3. Hybrid Portfolio Management: Hybrid portfolio management combines elements of both active and passive portfolio management. The portfolio may be divided into two parts: one part that is passively managed.

Importance of Portfolio Management

The importance of portfolio management lies in its ability to help investors achieve their investment goals while minimizing risk. By creating a well-diversified portfolio that is aligned with the investor's objectives, risk tolerance, and time horizon, portfolio management aims to generate long-term wealth and financial security.

It provides access to professional investment expertise and uses risk management techniques to reduce the impact of market fluctuations on the portfolio. Whether investing for retirement, generating income, or preserving wealth, portfolio management can help investors achieve their goals and navigate complex market conditions.

Steps In Portfolio Management Process

The portfolio management process typically involves the following steps:

1. Goal Setting: The first step in the portfolio management process is to set investment goals and objectives. This involves understanding the investor's financial situation, risk tolerance, and investment horizon.

2. Asset Allocation: Once the investment goals and objectives have been established, the portfolio manager develops an asset allocation strategy.

3. Security Selection: With the asset allocation strategy in place, the portfolio manager selects individual securities within each asset class

4. Portfolio Construction: Once the securities have been selected, the portfolio manager constructs the portfolio.

5. Portfolio Monitoring and Rebalancing: After the portfolio has been constructed, the portfolio manager monitors its performance and makes adjustments as necessary to keep it aligned with the investor's investment objectives.

Key Principles of Portfolio Management

There are several key principles of portfolio management that are important to understand:

  • Diversification: As previously mentioned, diversification involves spreading investments across different asset classes, geographies, and sectors to reduce risk.
  • Risk Management: Risk management involves identifying and managing risk to protect investments from potential losses.
  • Asset Allocation: Asset allocation is the process of determining the optimal mix of asset classes to achieve the investor's goals while staying within their risk tolerance.
  • Liquidity: Liquidity refers to the ability to buy and sell assets quickly and easily without significantly impacting their market value.
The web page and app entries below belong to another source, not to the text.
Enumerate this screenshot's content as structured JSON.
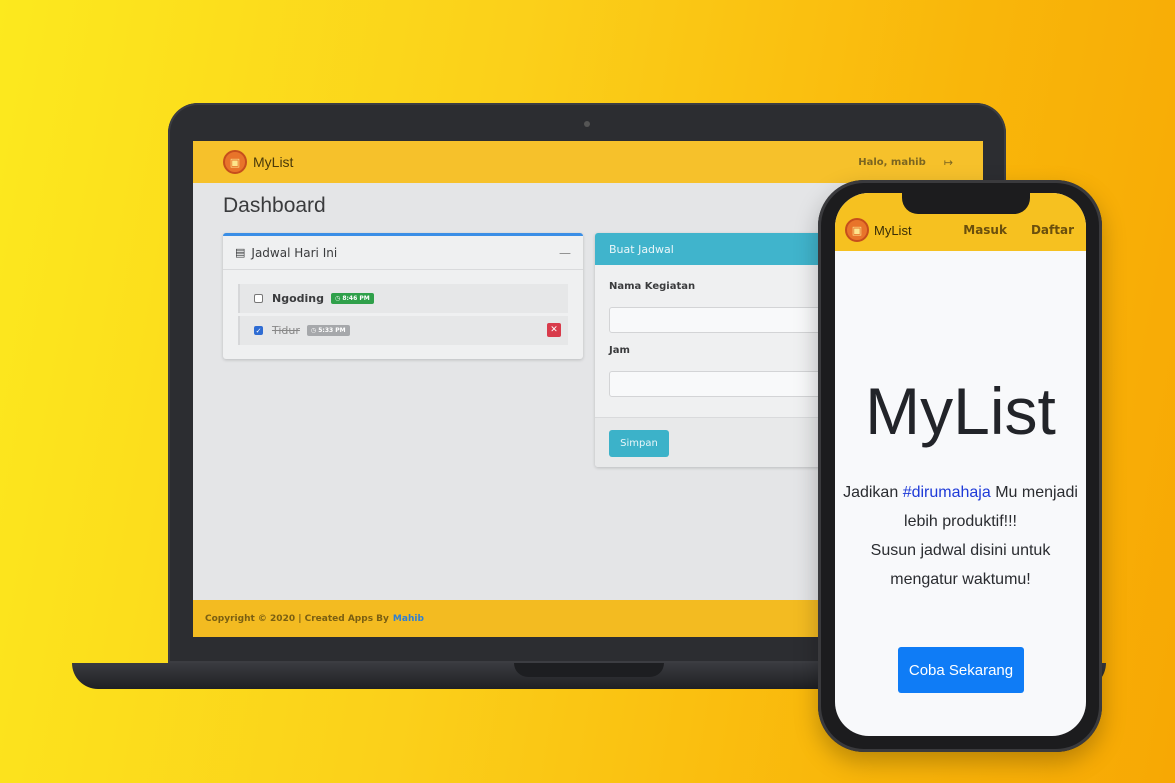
{
  "laptop": {
    "nav": {
      "brand": "MyList",
      "greeting": "Halo, mahib",
      "logout_icon": "sign-out-icon"
    },
    "page_title": "Dashboard",
    "schedule_card": {
      "title": "Jadwal Hari Ini",
      "minimize": "—",
      "items": [
        {
          "label": "Ngoding",
          "time": "◷ 8:46 PM",
          "checked": false
        },
        {
          "label": "Tidur",
          "time": "◷ 5:33 PM",
          "checked": true
        }
      ]
    },
    "form_card": {
      "title": "Buat Jadwal",
      "activity_label": "Nama Kegiatan",
      "time_label": "Jam",
      "submit_label": "Simpan"
    },
    "footer": {
      "text": "Copyright © 2020 | Created Apps By",
      "author": "Mahib"
    }
  },
  "phone": {
    "nav": {
      "brand": "MyList",
      "login": "Masuk",
      "register": "Daftar"
    },
    "hero_title": "MyList",
    "desc_before": "Jadikan",
    "desc_tag": "#dirumahaja",
    "desc_after": "Mu menjadi lebih produktif!!!",
    "desc_line2": "Susun jadwal disini untuk mengatur waktumu!",
    "cta_label": "Coba Sekarang"
  },
  "colors": {
    "accent": "#f6c12b",
    "primary_button": "#0f7cf6",
    "info": "#40b4cc",
    "danger": "#d83b4b",
    "success": "#2fa04a"
  }
}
Portfolio managers must consider liquidity when selecting assets for the portfolio.
  • Time Horizon: The time horizon refers to the length of time an investor plans to hold investments. Portfolio managers must consider the investor's time horizon when selecting assets and developing an investment strategy.
  • Tax Efficiency: Tax efficiency involves minimizing the tax impact of investment decisions. Portfolio managers may use strategies such as tax-loss harvesting and tax-efficient asset allocation to improve tax efficiency.

By following these principles, portfolio managers can effectively manage portfolios and help investors achieve their investment objectives while minimizing risk.


In conclusion, portfolio management is a vital process for investors looking to achieve their financial objectives while minimizing risk. By following the key principles and steps of portfolio management, investors can optimize their portfolios to meet their specific goals and achieve long-term success.